Listen To The Complete Score For The Hobbit: An Unexpected Journey

With the first installment in Peter Jackson’s three-part adaptation of The Hobbit arriving in theatres one month from now, the hype machine is kicking into overdrive. And today, the most exciting marketing move of all has appeared.

Empire Magazine is exclusively streaming the entire score for The Hobbit: An Unexpected Journey, composed by Lord of the Rings veteran Howard Shore. I recommend immediately dropping whatever it is you’re doing and listening to the score right now, because it is, in a word, spectacular.

Shore’s epic score for Jackson’s Rings trilogy is widely regarded as one of the all-time great exercises in film composition, and for good reason. In the world of cinema, no other composer has ever attempted anything quite as ambitious and audacious as writing one extended score for nearly twelve hours of film. Shore did not just pull it off, but in weaving a complex and nuanced musical tapestry – made up of literally hundreds of distinct themes and motifs – he arguably composed the greatest ‘film symphony’ of all time. To this day, his scores stand as the best music cinema has ever had to offer. They are remarkable.

That is why I, along with so many others, have been eagerly awaiting a chance to lay our ears upon his work for The HobbitAs with the films themselves, the big question so far is whether Shore could recapture the lightning-in-a-bottle magic he summoned a decade past.

Listening to the complete score, I am happy to report that lightning can, indeed, strike twice. Accepting that we have not had a chance to hear this music in context, I believe that, on its own, this music is easily as strong as what Shore created for The Lord of the Rings. In some cases, it’s even more incredible, as Shore’s willingness to experiment with style and instrumentation has clearly grown over the past ten years.

Some beloved themes from the past – including cues for the Shire, Rivendell, and, of course, Gollum – return in highly invigorating ways, often sending chills down the listener’s spine. Shore is obviously aware of his music’s enduring legacy, and plays on our expectations in the most exciting of ways.

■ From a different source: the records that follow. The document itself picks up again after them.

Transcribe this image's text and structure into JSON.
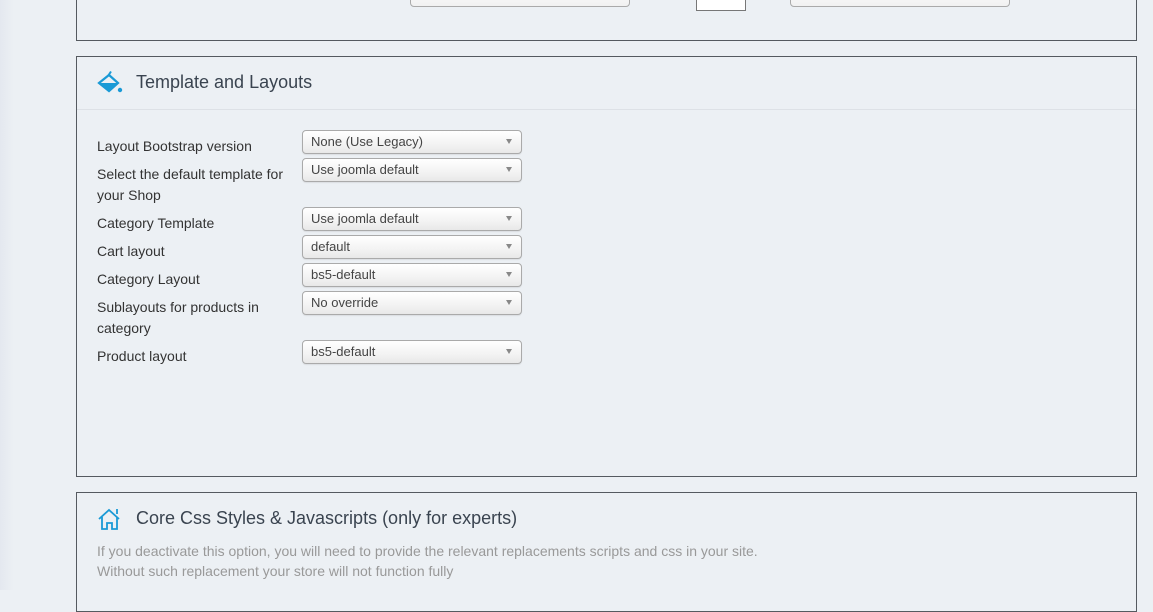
{
  "template_section": {
    "title": "Template and Layouts",
    "icon": "paint-bucket-icon",
    "accent_color": "#1a9ad6",
    "fields": [
      {
        "label": "Layout Bootstrap version",
        "value": "None (Use Legacy)"
      },
      {
        "label": "Select the default template for your Shop",
        "value": "Use joomla default"
      },
      {
        "label": "Category Template",
        "value": "Use joomla default"
      },
      {
        "label": "Cart layout",
        "value": "default"
      },
      {
        "label": "Category Layout",
        "value": "bs5-default"
      },
      {
        "label": "Sublayouts for products in category",
        "value": "No override"
      },
      {
        "label": "Product layout",
        "value": "bs5-default"
      }
    ]
  },
  "core_section": {
    "title": "Core Css Styles & Javascripts (only for experts)",
    "icon": "home-icon",
    "description_line1": "If you deactivate this option, you will need to provide the relevant replacements scripts and css in your site.",
    "description_line2": "Without such replacement your store will not function fully"
  }
}
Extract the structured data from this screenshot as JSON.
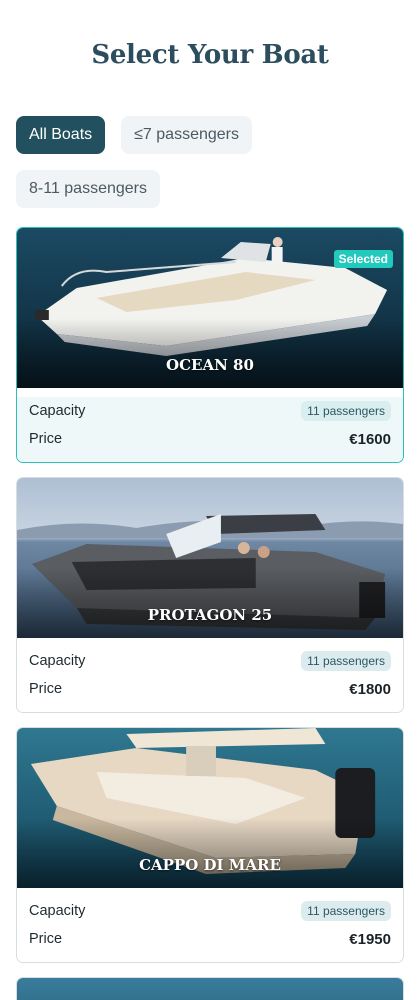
{
  "page": {
    "title": "Select Your Boat"
  },
  "filters": [
    {
      "label": "All Boats",
      "active": true
    },
    {
      "label": "≤7 passengers",
      "active": false
    },
    {
      "label": "8-11 passengers",
      "active": false
    }
  ],
  "labels": {
    "capacity": "Capacity",
    "price": "Price",
    "selected_badge": "Selected"
  },
  "boats": [
    {
      "name": "OCEAN 80",
      "capacity": "11 passengers",
      "price": "€1600",
      "selected": true
    },
    {
      "name": "PROTAGON 25",
      "capacity": "11 passengers",
      "price": "€1800",
      "selected": false
    },
    {
      "name": "CAPPO DI MARE",
      "capacity": "11 passengers",
      "price": "€1950",
      "selected": false
    }
  ],
  "colors": {
    "accent": "#22505f",
    "selected_border": "#2ac2b8",
    "title": "#2b4d5e"
  }
}
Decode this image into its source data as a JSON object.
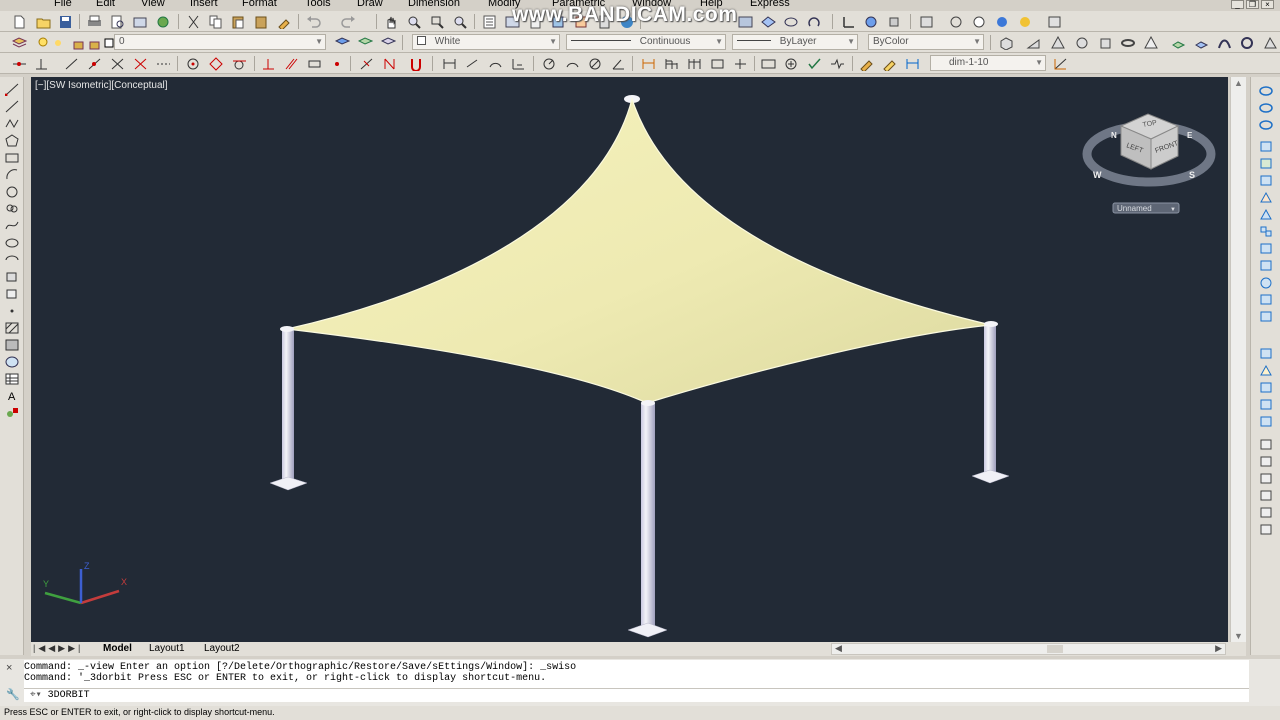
{
  "menu": [
    "File",
    "Edit",
    "View",
    "Insert",
    "Format",
    "Tools",
    "Draw",
    "Dimension",
    "Modify",
    "Parametric",
    "Window",
    "Help",
    "Express"
  ],
  "watermark": "www.BANDICAM.com",
  "layer_toolbar": {
    "current_layer": "0",
    "color_combo": "White",
    "linetype_combo": "Continuous",
    "lineweight_combo": "ByLayer",
    "plotstyle_combo": "ByColor"
  },
  "dim_style_combo": "dim-1-10",
  "viewport": {
    "label": "[−][SW Isometric][Conceptual]",
    "viewcube": {
      "faces": {
        "top": "TOP",
        "left": "LEFT",
        "front": "FRONT"
      },
      "compass": {
        "n": "N",
        "e": "E",
        "s": "S",
        "w": "W"
      },
      "ucs_menu": "Unnamed"
    },
    "ucs_axes": {
      "x": "X",
      "y": "Y",
      "z": "Z"
    },
    "colors": {
      "background": "#222a36",
      "canopy": "#f2efb8",
      "canopy_shade": "#ddd9a2",
      "columns": "#e9e8f2"
    }
  },
  "tabs": [
    "Model",
    "Layout1",
    "Layout2"
  ],
  "command": {
    "line1": "Command:  _-view Enter an option [?/Delete/Orthographic/Restore/Save/sEttings/Window]: _swiso",
    "line2": "Command: '_3dorbit Press ESC or ENTER to exit, or right-click to display shortcut-menu.",
    "input": "3DORBIT"
  },
  "status": "Press ESC or ENTER to exit, or right-click to display shortcut-menu."
}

But the new material is even more compelling. It certainly sounds of a piece with his Lord of the Rings work, but there are dozens of fresh themes, motifs, and bold sonic concepts that extend the aural boundaries of Middle Earth by many glorious miles. In parts, the style shifts closer to the storybook aesthetic of J.R.R. Tolkien’s original Hobbit novel – there is an unrestrained glee to the Shire sections I find absolutely infections – but there are other sections that forebode an oncoming darkness, especially around the one-hour mark (which, looking at the track listing, seemingly correlates to Gandalf’s investigations away from the company). Shore’s music presents a Middle Earth in flux, at once celebrating a golden age of adventure and prosperity while mysterious forces coalesce beneath the surface.

In any case, every second of the soundtrack is masterful, compelling and engaging on every possible level. I have had a blast listening to the score today, and cannot wait for my Special Edition CD to arrive in the mail on December 11th so I can explore the score in greater depth. If the music is any indication of what the film itself may be like, then I think we are in for one hell of a treat. It appears that The Hobbit trilogy will absolutely live up to its Lord of the Rings precedent.

Head on over to Empire to hear the complete score, and sound off in the comments with your thoughts on the music!

The Hobbit: An Unexpected Journey arrives in theatres December 14th.

About the author


Jonathan R. Lack

With ten years of experience writing about movies and television, including an ongoing weekly column in The Denver Post's YourHub section, Jonathan R. Lack is a passionate voice in the field of film criticism. Writing is his favorite hobby, closely followed by watching movies and TV (which makes this his ideal gig), and is working on his first film-focused book.